# What to produce
Keep only the lines of the data below that contain "MATKL", and copy them.

%%

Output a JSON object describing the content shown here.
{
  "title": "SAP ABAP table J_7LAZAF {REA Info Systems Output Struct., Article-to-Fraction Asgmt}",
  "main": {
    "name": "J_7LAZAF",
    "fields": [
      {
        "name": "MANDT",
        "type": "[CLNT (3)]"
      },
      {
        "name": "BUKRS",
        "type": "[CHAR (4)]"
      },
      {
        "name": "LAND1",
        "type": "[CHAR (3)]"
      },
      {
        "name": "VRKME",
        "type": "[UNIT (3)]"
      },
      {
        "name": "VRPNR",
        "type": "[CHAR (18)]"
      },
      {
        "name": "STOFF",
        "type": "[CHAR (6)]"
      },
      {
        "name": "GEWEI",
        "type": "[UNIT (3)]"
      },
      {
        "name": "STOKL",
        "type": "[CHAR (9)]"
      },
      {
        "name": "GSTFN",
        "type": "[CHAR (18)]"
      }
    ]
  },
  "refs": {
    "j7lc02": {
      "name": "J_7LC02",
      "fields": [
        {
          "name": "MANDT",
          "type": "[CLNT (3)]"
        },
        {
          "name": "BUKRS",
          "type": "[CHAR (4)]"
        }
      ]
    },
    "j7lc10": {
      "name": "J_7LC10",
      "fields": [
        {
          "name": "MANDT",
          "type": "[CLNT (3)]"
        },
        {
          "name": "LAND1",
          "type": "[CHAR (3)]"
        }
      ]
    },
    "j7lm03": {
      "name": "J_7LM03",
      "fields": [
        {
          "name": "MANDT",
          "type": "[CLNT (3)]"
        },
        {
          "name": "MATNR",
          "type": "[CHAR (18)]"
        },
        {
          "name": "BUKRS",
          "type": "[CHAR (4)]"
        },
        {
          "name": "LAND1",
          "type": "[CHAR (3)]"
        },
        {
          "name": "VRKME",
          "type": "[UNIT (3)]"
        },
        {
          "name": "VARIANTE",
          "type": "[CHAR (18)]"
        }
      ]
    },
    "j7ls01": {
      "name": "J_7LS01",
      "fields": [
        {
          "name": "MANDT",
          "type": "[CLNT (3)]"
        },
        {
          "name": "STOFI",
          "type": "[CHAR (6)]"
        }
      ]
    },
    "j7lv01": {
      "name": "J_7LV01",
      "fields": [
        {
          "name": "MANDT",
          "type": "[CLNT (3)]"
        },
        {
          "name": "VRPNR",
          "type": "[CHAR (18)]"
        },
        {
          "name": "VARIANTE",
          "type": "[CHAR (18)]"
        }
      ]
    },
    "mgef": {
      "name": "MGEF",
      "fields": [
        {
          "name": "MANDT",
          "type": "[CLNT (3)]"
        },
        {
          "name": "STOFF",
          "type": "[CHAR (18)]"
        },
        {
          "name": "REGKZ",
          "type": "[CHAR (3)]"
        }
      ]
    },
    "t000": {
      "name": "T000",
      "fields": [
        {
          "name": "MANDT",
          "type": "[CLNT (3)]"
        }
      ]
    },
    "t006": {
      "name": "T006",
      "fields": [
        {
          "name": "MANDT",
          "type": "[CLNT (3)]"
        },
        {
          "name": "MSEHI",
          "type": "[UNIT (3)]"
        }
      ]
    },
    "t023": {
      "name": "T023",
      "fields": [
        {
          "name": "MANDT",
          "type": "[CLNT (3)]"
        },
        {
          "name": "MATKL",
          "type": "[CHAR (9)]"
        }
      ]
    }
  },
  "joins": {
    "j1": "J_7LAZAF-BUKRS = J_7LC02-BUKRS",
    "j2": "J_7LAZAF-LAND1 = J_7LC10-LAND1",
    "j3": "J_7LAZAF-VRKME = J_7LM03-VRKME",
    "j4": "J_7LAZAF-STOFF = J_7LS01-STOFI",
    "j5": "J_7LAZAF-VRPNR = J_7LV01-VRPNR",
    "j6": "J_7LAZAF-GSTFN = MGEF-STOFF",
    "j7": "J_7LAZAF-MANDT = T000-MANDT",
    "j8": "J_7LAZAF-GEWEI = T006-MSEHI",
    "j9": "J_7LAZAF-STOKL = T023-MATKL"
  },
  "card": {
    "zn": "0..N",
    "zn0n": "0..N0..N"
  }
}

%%

# Response below
          "name": "MATKL",
    "j9": "J_7LAZAF-STOKL = T023-MATKL"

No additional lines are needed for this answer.